■ Problem statement:
Print each record exactly as it appears, but drop the images.

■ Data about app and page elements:
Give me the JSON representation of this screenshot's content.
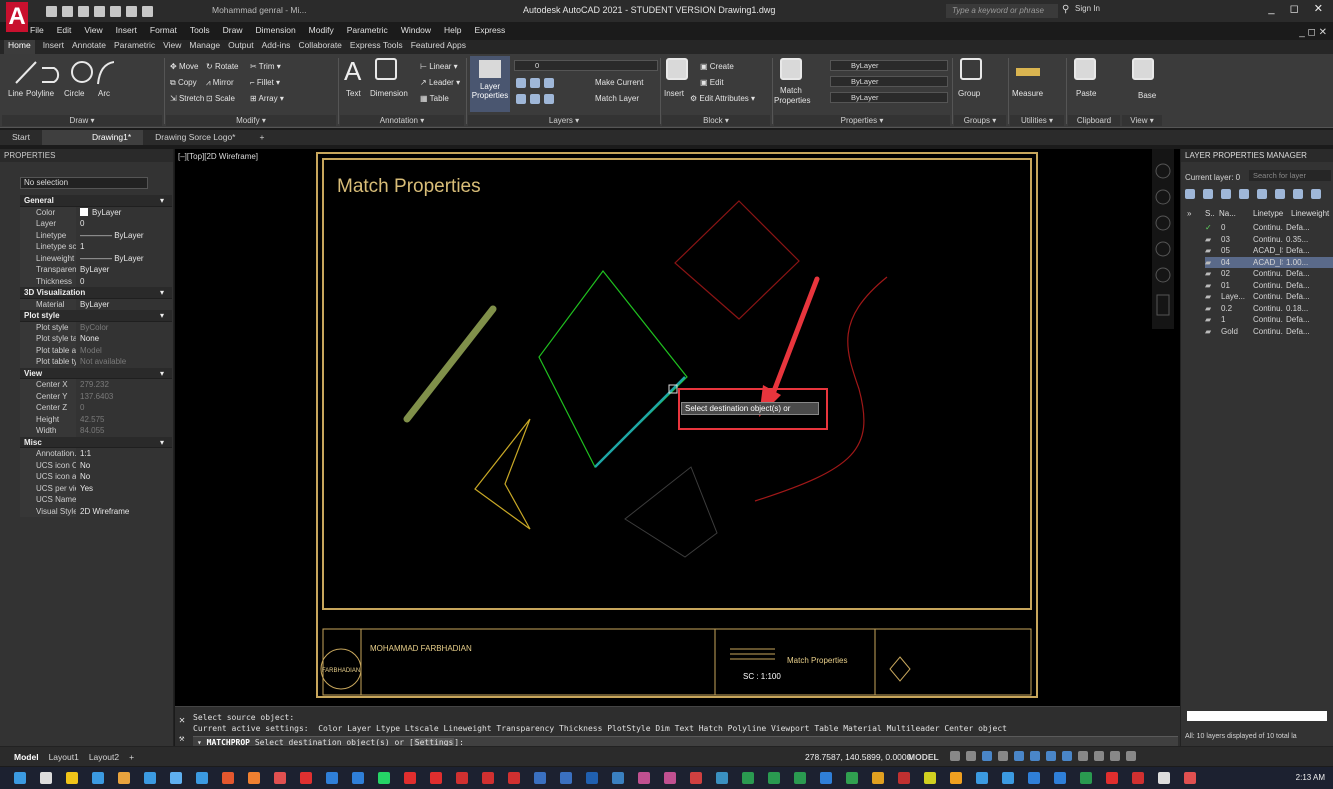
{
  "titlebar": {
    "app_letter": "A",
    "user_label": "Mohammad genral - Mi...",
    "title": "Autodesk AutoCAD 2021 - STUDENT VERSION    Drawing1.dwg",
    "search_placeholder": "Type a keyword or phrase",
    "sign_in": "Sign In",
    "window_controls": "_ ◻ ✕",
    "doc_controls": "_ ◻ ✕"
  },
  "menubar": [
    "File",
    "Edit",
    "View",
    "Insert",
    "Format",
    "Tools",
    "Draw",
    "Dimension",
    "Modify",
    "Parametric",
    "Window",
    "Help",
    "Express"
  ],
  "ribbon_tabs": [
    "Home",
    "Insert",
    "Annotate",
    "Parametric",
    "View",
    "Manage",
    "Output",
    "Add-ins",
    "Collaborate",
    "Express Tools",
    "Featured Apps"
  ],
  "ribbon": {
    "draw": {
      "line": "Line",
      "polyline": "Polyline",
      "circle": "Circle",
      "arc": "Arc",
      "title": "Draw ▾"
    },
    "modify": {
      "move": "Move",
      "rotate": "Rotate",
      "trim": "Trim ▾",
      "copy": "Copy",
      "mirror": "Mirror",
      "fillet": "Fillet ▾",
      "stretch": "Stretch",
      "scale": "Scale",
      "array": "Array ▾",
      "title": "Modify ▾"
    },
    "annotation": {
      "text": "Text",
      "dimension": "Dimension",
      "linear": "Linear ▾",
      "leader": "Leader ▾",
      "table": "Table",
      "title": "Annotation ▾"
    },
    "layers": {
      "layer_properties_1": "Layer",
      "layer_properties_2": "Properties",
      "layer_value": "0",
      "make_current": "Make Current",
      "match_layer": "Match Layer",
      "title": "Layers ▾"
    },
    "block": {
      "insert": "Insert",
      "create": "Create",
      "edit": "Edit",
      "edit_attributes": "Edit Attributes ▾",
      "title": "Block ▾"
    },
    "properties": {
      "match_1": "Match",
      "match_2": "Properties",
      "color": "ByLayer",
      "lineweight": "ByLayer",
      "linetype": "ByLayer",
      "title": "Properties ▾"
    },
    "groups": {
      "group": "Group",
      "title": "Groups ▾"
    },
    "utilities": {
      "measure": "Measure",
      "title": "Utilities ▾"
    },
    "clipboard": {
      "paste": "Paste",
      "title": "Clipboard"
    },
    "view": {
      "base": "Base",
      "title": "View ▾"
    }
  },
  "filetabs": [
    "Start",
    "Drawing1*",
    "Drawing Sorce Logo*",
    "+"
  ],
  "properties": {
    "title": "PROPERTIES",
    "selection": "No selection",
    "sections": [
      {
        "name": "General",
        "rows": [
          {
            "k": "Color",
            "v": "ByLayer",
            "swatch": true
          },
          {
            "k": "Layer",
            "v": "0"
          },
          {
            "k": "Linetype",
            "v": "———— ByLayer"
          },
          {
            "k": "Linetype scale",
            "v": "1"
          },
          {
            "k": "Lineweight",
            "v": "———— ByLayer"
          },
          {
            "k": "Transparency",
            "v": "ByLayer"
          },
          {
            "k": "Thickness",
            "v": "0"
          }
        ]
      },
      {
        "name": "3D Visualization",
        "rows": [
          {
            "k": "Material",
            "v": "ByLayer"
          }
        ]
      },
      {
        "name": "Plot style",
        "rows": [
          {
            "k": "Plot style",
            "v": "ByColor",
            "dim": true
          },
          {
            "k": "Plot style ta...",
            "v": "None"
          },
          {
            "k": "Plot table at...",
            "v": "Model",
            "dim": true
          },
          {
            "k": "Plot table ty...",
            "v": "Not available",
            "dim": true
          }
        ]
      },
      {
        "name": "View",
        "rows": [
          {
            "k": "Center X",
            "v": "279.232",
            "dim": true
          },
          {
            "k": "Center Y",
            "v": "137.6403",
            "dim": true
          },
          {
            "k": "Center Z",
            "v": "0",
            "dim": true
          },
          {
            "k": "Height",
            "v": "42.575",
            "dim": true
          },
          {
            "k": "Width",
            "v": "84.055",
            "dim": true
          }
        ]
      },
      {
        "name": "Misc",
        "rows": [
          {
            "k": "Annotation...",
            "v": "1:1"
          },
          {
            "k": "UCS icon On",
            "v": "No"
          },
          {
            "k": "UCS icon at...",
            "v": "No"
          },
          {
            "k": "UCS per vie...",
            "v": "Yes"
          },
          {
            "k": "UCS Name",
            "v": ""
          },
          {
            "k": "Visual Style",
            "v": "2D Wireframe"
          }
        ]
      }
    ]
  },
  "canvas": {
    "view_label": "[–][Top][2D Wireframe]",
    "heading": "Match Properties",
    "tooltip": "Select destination object(s) or",
    "titleblock_name": "MOHAMMAD FARBHADIAN",
    "titleblock_sheet": "Match Properties",
    "titleblock_scale": "SC : 1:100",
    "logo_text": "FARBHADIAN"
  },
  "layers": {
    "title": "LAYER PROPERTIES MANAGER",
    "current_layer": "Current layer: 0",
    "search_placeholder": "Search for layer",
    "headers": {
      "status": "S..",
      "name": "Na...",
      "linetype": "Linetype",
      "lineweight": "Lineweight"
    },
    "rows": [
      {
        "name": "0",
        "linetype": "Continu...",
        "lineweight": "Defa...",
        "current": true
      },
      {
        "name": "03",
        "linetype": "Continu...",
        "lineweight": "0.35..."
      },
      {
        "name": "05",
        "linetype": "ACAD_IS...",
        "lineweight": "Defa..."
      },
      {
        "name": "04",
        "linetype": "ACAD_IS...",
        "lineweight": "1.00...",
        "selected": true
      },
      {
        "name": "02",
        "linetype": "Continu...",
        "lineweight": "Defa..."
      },
      {
        "name": "01",
        "linetype": "Continu...",
        "lineweight": "Defa..."
      },
      {
        "name": "Laye...",
        "linetype": "Continu...",
        "lineweight": "Defa..."
      },
      {
        "name": "0.2",
        "linetype": "Continu...",
        "lineweight": "0.18..."
      },
      {
        "name": "1",
        "linetype": "Continu...",
        "lineweight": "Defa..."
      },
      {
        "name": "Gold",
        "linetype": "Continu...",
        "lineweight": "Defa..."
      }
    ],
    "footer": "All: 10 layers displayed of 10 total la"
  },
  "command": {
    "line1": "Select source object:",
    "line2": "Current active settings:  Color Layer Ltype Ltscale Lineweight Transparency Thickness PlotStyle Dim Text Hatch Polyline Viewport Table Material Multileader Center object",
    "prompt_cmd": "MATCHPROP",
    "prompt_text": " Select destination object(s) or [",
    "prompt_opt": "Settings",
    "prompt_end": "]:"
  },
  "statusbar": {
    "tabs": [
      "Model",
      "Layout1",
      "Layout2",
      "+"
    ],
    "coords": "278.7587, 140.5899, 0.0000",
    "mode": "MODEL"
  },
  "taskbar": {
    "clock": "2:13 AM"
  }
}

■ Answer section:
Give me the JSON representation of this screenshot's content.
{
  "titlebar": {
    "app_letter": "A",
    "user_label": "Mohammad genral - Mi...",
    "title": "Autodesk AutoCAD 2021 - STUDENT VERSION    Drawing1.dwg",
    "search_placeholder": "Type a keyword or phrase",
    "sign_in": "Sign In",
    "window_controls": "_ ◻ ✕",
    "doc_controls": "_ ◻ ✕"
  },
  "menubar": [
    "File",
    "Edit",
    "View",
    "Insert",
    "Format",
    "Tools",
    "Draw",
    "Dimension",
    "Modify",
    "Parametric",
    "Window",
    "Help",
    "Express"
  ],
  "ribbon_tabs": [
    "Home",
    "Insert",
    "Annotate",
    "Parametric",
    "View",
    "Manage",
    "Output",
    "Add-ins",
    "Collaborate",
    "Express Tools",
    "Featured Apps"
  ],
  "ribbon": {
    "draw": {
      "line": "Line",
      "polyline": "Polyline",
      "circle": "Circle",
      "arc": "Arc",
      "title": "Draw ▾"
    },
    "modify": {
      "move": "Move",
      "rotate": "Rotate",
      "trim": "Trim ▾",
      "copy": "Copy",
      "mirror": "Mirror",
      "fillet": "Fillet ▾",
      "stretch": "Stretch",
      "scale": "Scale",
      "array": "Array ▾",
      "title": "Modify ▾"
    },
    "annotation": {
      "text": "Text",
      "dimension": "Dimension",
      "linear": "Linear ▾",
      "leader": "Leader ▾",
      "table": "Table",
      "title": "Annotation ▾"
    },
    "layers": {
      "layer_properties_1": "Layer",
      "layer_properties_2": "Properties",
      "layer_value": "0",
      "make_current": "Make Current",
      "match_layer": "Match Layer",
      "title": "Layers ▾"
    },
    "block": {
      "insert": "Insert",
      "create": "Create",
      "edit": "Edit",
      "edit_attributes": "Edit Attributes ▾",
      "title": "Block ▾"
    },
    "properties": {
      "match_1": "Match",
      "match_2": "Properties",
      "color": "ByLayer",
      "lineweight": "ByLayer",
      "linetype": "ByLayer",
      "title": "Properties ▾"
    },
    "groups": {
      "group": "Group",
      "title": "Groups ▾"
    },
    "utilities": {
      "measure": "Measure",
      "title": "Utilities ▾"
    },
    "clipboard": {
      "paste": "Paste",
      "title": "Clipboard"
    },
    "view": {
      "base": "Base",
      "title": "View ▾"
    }
  },
  "filetabs": [
    "Start",
    "Drawing1*",
    "Drawing Sorce Logo*",
    "+"
  ],
  "properties": {
    "title": "PROPERTIES",
    "selection": "No selection",
    "sections": [
      {
        "name": "General",
        "rows": [
          {
            "k": "Color",
            "v": "ByLayer",
            "swatch": true
          },
          {
            "k": "Layer",
            "v": "0"
          },
          {
            "k": "Linetype",
            "v": "———— ByLayer"
          },
          {
            "k": "Linetype scale",
            "v": "1"
          },
          {
            "k": "Lineweight",
            "v": "———— ByLayer"
          },
          {
            "k": "Transparency",
            "v": "ByLayer"
          },
          {
            "k": "Thickness",
            "v": "0"
          }
        ]
      },
      {
        "name": "3D Visualization",
        "rows": [
          {
            "k": "Material",
            "v": "ByLayer"
          }
        ]
      },
      {
        "name": "Plot style",
        "rows": [
          {
            "k": "Plot style",
            "v": "ByColor",
            "dim": true
          },
          {
            "k": "Plot style ta...",
            "v": "None"
          },
          {
            "k": "Plot table at...",
            "v": "Model",
            "dim": true
          },
          {
            "k": "Plot table ty...",
            "v": "Not available",
            "dim": true
          }
        ]
      },
      {
        "name": "View",
        "rows": [
          {
            "k": "Center X",
            "v": "279.232",
            "dim": true
          },
          {
            "k": "Center Y",
            "v": "137.6403",
            "dim": true
          },
          {
            "k": "Center Z",
            "v": "0",
            "dim": true
          },
          {
            "k": "Height",
            "v": "42.575",
            "dim": true
          },
          {
            "k": "Width",
            "v": "84.055",
            "dim": true
          }
        ]
      },
      {
        "name": "Misc",
        "rows": [
          {
            "k": "Annotation...",
            "v": "1:1"
          },
          {
            "k": "UCS icon On",
            "v": "No"
          },
          {
            "k": "UCS icon at...",
            "v": "No"
          },
          {
            "k": "UCS per vie...",
            "v": "Yes"
          },
          {
            "k": "UCS Name",
            "v": ""
          },
          {
            "k": "Visual Style",
            "v": "2D Wireframe"
          }
        ]
      }
    ]
  },
  "canvas": {
    "view_label": "[–][Top][2D Wireframe]",
    "heading": "Match Properties",
    "tooltip": "Select destination object(s) or",
    "titleblock_name": "MOHAMMAD FARBHADIAN",
    "titleblock_sheet": "Match Properties",
    "titleblock_scale": "SC : 1:100",
    "logo_text": "FARBHADIAN"
  },
  "layers": {
    "title": "LAYER PROPERTIES MANAGER",
    "current_layer": "Current layer: 0",
    "search_placeholder": "Search for layer",
    "headers": {
      "status": "S..",
      "name": "Na...",
      "linetype": "Linetype",
      "lineweight": "Lineweight"
    },
    "rows": [
      {
        "name": "0",
        "linetype": "Continu...",
        "lineweight": "Defa...",
        "current": true
      },
      {
        "name": "03",
        "linetype": "Continu...",
        "lineweight": "0.35..."
      },
      {
        "name": "05",
        "linetype": "ACAD_IS...",
        "lineweight": "Defa..."
      },
      {
        "name": "04",
        "linetype": "ACAD_IS...",
        "lineweight": "1.00...",
        "selected": true
      },
      {
        "name": "02",
        "linetype": "Continu...",
        "lineweight": "Defa..."
      },
      {
        "name": "01",
        "linetype": "Continu...",
        "lineweight": "Defa..."
      },
      {
        "name": "Laye...",
        "linetype": "Continu...",
        "lineweight": "Defa..."
      },
      {
        "name": "0.2",
        "linetype": "Continu...",
        "lineweight": "0.18..."
      },
      {
        "name": "1",
        "linetype": "Continu...",
        "lineweight": "Defa..."
      },
      {
        "name": "Gold",
        "linetype": "Continu...",
        "lineweight": "Defa..."
      }
    ],
    "footer": "All: 10 layers displayed of 10 total la"
  },
  "command": {
    "line1": "Select source object:",
    "line2": "Current active settings:  Color Layer Ltype Ltscale Lineweight Transparency Thickness PlotStyle Dim Text Hatch Polyline Viewport Table Material Multileader Center object",
    "prompt_cmd": "MATCHPROP",
    "prompt_text": " Select destination object(s) or [",
    "prompt_opt": "Settings",
    "prompt_end": "]:"
  },
  "statusbar": {
    "tabs": [
      "Model",
      "Layout1",
      "Layout2",
      "+"
    ],
    "coords": "278.7587, 140.5899, 0.0000",
    "mode": "MODEL"
  },
  "taskbar": {
    "clock": "2:13 AM"
  }
}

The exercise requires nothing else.